TASK OBJECTIVE: Every entry below is to be copied exactly as written.

------ WORKING DATA

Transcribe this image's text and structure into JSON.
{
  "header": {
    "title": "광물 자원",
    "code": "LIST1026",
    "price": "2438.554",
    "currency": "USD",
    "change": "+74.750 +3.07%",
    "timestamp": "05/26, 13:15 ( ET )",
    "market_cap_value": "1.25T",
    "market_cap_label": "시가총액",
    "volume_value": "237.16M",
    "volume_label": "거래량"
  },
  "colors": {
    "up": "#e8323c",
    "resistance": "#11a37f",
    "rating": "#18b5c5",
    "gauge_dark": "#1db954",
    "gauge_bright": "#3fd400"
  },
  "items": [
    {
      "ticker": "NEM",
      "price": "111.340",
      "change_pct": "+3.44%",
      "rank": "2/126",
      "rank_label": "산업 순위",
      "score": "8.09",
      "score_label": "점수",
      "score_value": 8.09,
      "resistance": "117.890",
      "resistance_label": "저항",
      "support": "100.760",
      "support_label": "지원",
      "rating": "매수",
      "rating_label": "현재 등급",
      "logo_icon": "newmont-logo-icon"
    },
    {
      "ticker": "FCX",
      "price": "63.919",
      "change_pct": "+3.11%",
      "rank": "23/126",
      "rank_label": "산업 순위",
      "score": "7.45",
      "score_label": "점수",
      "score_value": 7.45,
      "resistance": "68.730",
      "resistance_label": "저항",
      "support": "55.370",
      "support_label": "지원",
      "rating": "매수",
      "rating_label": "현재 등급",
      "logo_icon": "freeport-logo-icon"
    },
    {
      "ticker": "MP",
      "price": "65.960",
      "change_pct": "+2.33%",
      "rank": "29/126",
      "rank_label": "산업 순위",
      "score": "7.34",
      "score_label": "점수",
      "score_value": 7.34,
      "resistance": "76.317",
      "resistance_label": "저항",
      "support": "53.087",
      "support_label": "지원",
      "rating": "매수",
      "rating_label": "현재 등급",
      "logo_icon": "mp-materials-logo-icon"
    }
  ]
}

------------

WRITTEN SOLUTION:
Transcribe this image's text and structure into JSON.
{
  "header": {
    "title": "광물 자원",
    "code": "LIST1026",
    "price": "2438.554",
    "currency": "USD",
    "change": "+74.750 +3.07%",
    "timestamp": "05/26, 13:15 ( ET )",
    "market_cap_value": "1.25T",
    "market_cap_label": "시가총액",
    "volume_value": "237.16M",
    "volume_label": "거래량"
  },
  "colors": {
    "up": "#e8323c",
    "resistance": "#11a37f",
    "rating": "#18b5c5",
    "gauge_dark": "#1db954",
    "gauge_bright": "#3fd400"
  },
  "items": [
    {
      "ticker": "NEM",
      "price": "111.340",
      "change_pct": "+3.44%",
      "rank": "2/126",
      "rank_label": "산업 순위",
      "score": "8.09",
      "score_label": "점수",
      "score_value": 8.09,
      "resistance": "117.890",
      "resistance_label": "저항",
      "support": "100.760",
      "support_label": "지원",
      "rating": "매수",
      "rating_label": "현재 등급",
      "logo_icon": "newmont-logo-icon"
    },
    {
      "ticker": "FCX",
      "price": "63.919",
      "change_pct": "+3.11%",
      "rank": "23/126",
      "rank_label": "산업 순위",
      "score": "7.45",
      "score_label": "점수",
      "score_value": 7.45,
      "resistance": "68.730",
      "resistance_label": "저항",
      "support": "55.370",
      "support_label": "지원",
      "rating": "매수",
      "rating_label": "현재 등급",
      "logo_icon": "freeport-logo-icon"
    },
    {
      "ticker": "MP",
      "price": "65.960",
      "change_pct": "+2.33%",
      "rank": "29/126",
      "rank_label": "산업 순위",
      "score": "7.34",
      "score_label": "점수",
      "score_value": 7.34,
      "resistance": "76.317",
      "resistance_label": "저항",
      "support": "53.087",
      "support_label": "지원",
      "rating": "매수",
      "rating_label": "현재 등급",
      "logo_icon": "mp-materials-logo-icon"
    }
  ]
}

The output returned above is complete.